Brad And Jono, Armidale Regional Council

Small changes for a big difference

Content provided by the Sustainability Officer at Armidale Regional Council

If you’re a local, a guest or a newbie to Armidale, you may have become aware of the pink and orange water restriction posters around town, or perhaps the overhead supermarket conversations encouraging people to use a shower timer or stretching out days between hair washing…

Like many places in NSW at the moment, people are talking about and living with the drought; in 2019 the Armidale region experienced its lowest rainfall year on record. The resulting Level 5 Water Restrictions have been a new experience for many of us, but our regional community is making a heartfelt effort in reducing our water consumption. Residents have reduced water use from an average of 222 litres per person per day to less than 160 litres per person per day, and many businesses and organisations have made significant savings.

You may also have noticed that instead of communicating a percentage dam level, Armidale Regional Council has chosen to use Number of Days until empty instead. This has assisted us to communicate the urgency and seriousness of the water conservation message. The good news is, that number can, and has, gone up. We have now stretched day zero to December 2020 (with no substantial rainfall). Since water restrictions commenced in 2019 we have saved a total of 209 days on our average usage from 2018.

We have discovered that small changes we make as individuals really do make a big difference. We urge you to get inspired by our community’s continued efforts, and join with us to prolong day zero.

For tips on doing this check our previous blog “Every drop counts” or visit the Council’s website. Brad and Jono’s water-saving videos provide practical water-saving ideas in a light-hearted way and may inspire you on how you can conserve in your household and reach the 160L target.

Shower Math
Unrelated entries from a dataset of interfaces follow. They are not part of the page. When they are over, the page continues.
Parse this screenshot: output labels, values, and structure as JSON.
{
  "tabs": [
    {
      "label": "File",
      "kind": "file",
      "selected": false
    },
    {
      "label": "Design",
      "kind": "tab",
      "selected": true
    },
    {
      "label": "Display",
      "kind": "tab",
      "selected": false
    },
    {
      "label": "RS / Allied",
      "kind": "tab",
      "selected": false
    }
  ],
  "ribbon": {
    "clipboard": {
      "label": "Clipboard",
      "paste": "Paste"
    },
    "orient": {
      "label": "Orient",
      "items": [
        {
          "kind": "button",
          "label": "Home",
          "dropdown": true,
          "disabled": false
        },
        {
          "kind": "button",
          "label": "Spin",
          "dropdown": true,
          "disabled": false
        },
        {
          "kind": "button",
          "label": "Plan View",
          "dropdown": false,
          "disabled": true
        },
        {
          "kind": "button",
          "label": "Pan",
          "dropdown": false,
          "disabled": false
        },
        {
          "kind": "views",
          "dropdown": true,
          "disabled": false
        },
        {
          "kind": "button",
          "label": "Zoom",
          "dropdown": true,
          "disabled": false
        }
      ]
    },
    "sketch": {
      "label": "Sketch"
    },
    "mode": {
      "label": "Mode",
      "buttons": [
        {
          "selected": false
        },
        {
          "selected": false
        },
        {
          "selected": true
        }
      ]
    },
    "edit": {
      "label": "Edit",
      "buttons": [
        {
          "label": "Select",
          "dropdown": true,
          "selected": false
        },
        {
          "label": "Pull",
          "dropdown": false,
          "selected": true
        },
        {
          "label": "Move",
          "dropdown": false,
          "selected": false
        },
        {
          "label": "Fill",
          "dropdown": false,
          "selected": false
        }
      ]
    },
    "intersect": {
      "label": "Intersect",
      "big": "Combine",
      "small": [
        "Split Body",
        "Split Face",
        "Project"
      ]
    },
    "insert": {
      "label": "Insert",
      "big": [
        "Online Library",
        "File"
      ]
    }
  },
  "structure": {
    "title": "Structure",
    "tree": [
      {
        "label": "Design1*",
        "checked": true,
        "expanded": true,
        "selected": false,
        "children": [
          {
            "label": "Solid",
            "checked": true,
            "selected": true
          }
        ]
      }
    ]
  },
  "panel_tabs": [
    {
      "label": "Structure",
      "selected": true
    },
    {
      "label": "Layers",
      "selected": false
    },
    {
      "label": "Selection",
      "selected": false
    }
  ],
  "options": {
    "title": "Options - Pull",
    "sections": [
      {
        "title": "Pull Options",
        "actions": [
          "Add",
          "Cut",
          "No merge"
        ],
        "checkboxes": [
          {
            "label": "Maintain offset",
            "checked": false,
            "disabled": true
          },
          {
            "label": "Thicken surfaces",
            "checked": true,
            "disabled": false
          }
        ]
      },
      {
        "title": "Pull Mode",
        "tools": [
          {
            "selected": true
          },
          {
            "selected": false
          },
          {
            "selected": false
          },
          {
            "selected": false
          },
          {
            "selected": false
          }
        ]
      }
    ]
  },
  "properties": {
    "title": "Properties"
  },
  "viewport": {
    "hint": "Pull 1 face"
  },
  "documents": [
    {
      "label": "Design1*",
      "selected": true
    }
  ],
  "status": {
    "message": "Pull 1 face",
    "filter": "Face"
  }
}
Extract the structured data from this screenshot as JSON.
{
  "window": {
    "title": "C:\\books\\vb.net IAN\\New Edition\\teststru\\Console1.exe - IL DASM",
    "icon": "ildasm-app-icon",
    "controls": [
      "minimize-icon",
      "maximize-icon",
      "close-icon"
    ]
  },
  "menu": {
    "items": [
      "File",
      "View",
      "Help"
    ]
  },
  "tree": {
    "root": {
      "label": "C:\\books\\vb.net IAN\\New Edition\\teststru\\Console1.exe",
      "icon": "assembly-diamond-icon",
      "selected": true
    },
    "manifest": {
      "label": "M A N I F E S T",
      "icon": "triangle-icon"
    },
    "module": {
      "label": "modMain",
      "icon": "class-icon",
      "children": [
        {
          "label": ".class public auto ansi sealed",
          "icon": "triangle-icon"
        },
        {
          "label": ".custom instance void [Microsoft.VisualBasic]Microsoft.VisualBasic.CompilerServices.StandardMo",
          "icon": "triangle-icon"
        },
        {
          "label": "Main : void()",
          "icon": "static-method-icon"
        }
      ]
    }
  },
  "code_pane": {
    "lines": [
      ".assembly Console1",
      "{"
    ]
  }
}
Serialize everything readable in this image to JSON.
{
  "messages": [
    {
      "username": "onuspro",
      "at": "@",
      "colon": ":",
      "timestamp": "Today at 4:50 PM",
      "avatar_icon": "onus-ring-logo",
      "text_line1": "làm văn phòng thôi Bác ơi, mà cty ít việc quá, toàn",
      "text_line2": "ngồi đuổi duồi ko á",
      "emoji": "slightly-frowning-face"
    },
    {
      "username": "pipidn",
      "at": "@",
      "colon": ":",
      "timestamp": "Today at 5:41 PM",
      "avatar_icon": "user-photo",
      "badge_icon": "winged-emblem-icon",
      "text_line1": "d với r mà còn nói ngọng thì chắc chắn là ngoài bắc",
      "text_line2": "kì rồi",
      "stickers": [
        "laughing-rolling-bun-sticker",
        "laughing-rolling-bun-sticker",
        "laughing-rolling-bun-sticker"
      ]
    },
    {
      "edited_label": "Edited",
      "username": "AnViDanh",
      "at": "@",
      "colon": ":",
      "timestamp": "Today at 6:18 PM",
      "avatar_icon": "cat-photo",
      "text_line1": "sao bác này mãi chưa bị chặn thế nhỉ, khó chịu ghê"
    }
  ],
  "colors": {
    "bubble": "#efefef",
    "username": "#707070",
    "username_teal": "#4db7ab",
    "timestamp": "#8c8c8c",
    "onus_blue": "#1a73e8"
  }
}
Reducing showers, or time in the shower is one of the most effective ways to save water. Halving shower length from 6 minutes to 3 minutes can save 6.5 buckets of water per shower if you have a showerhead that uses 20 litres of water per minute. The simple act of changing your showerhead to a more water-efficient one can save another 3.5 buckets per shower. Four people in a household all following this routine can save 40 buckets of water, or about 360 litres of water every day.

More than a bucketful

A running tap can use 10 litres of water a minute – fill up a jug and keep it in the fridge instead of running the tap until the water feels cold. 

Shower with running water closeup

Animals may be extra thirsty

You may capture enough water for your pets by holding a bucket under the shower while the water heats up. Wildlife is suffering too, so this clean water can also fill birdbaths or water bowls for other animals in your gardens especially when the weather is warmer!

Use the dirty water to give your (non-edible) plants a drink.

Cat Drinking From Bowl

Don’t let the water go down the drain

Checking for leaks regularly is a good habit. Simply check that taps are not dripping, and toilets are not leaking. A silent leak in the toilet can waste 120-2000 litres per day – that is 13-222 bucketfuls. Even a tap dripping 6 times a minute can waste 1.5 buckets of water a day.

A litre saved today is another litre for tomorrow!

sink water drain

For more practical information on other ways to save water, you can visit these websites:

If you or someone you know is struggling with the effects of drought, there is help available.

Reach out to Beyond BlueLifeline or Advocacy & Welfare.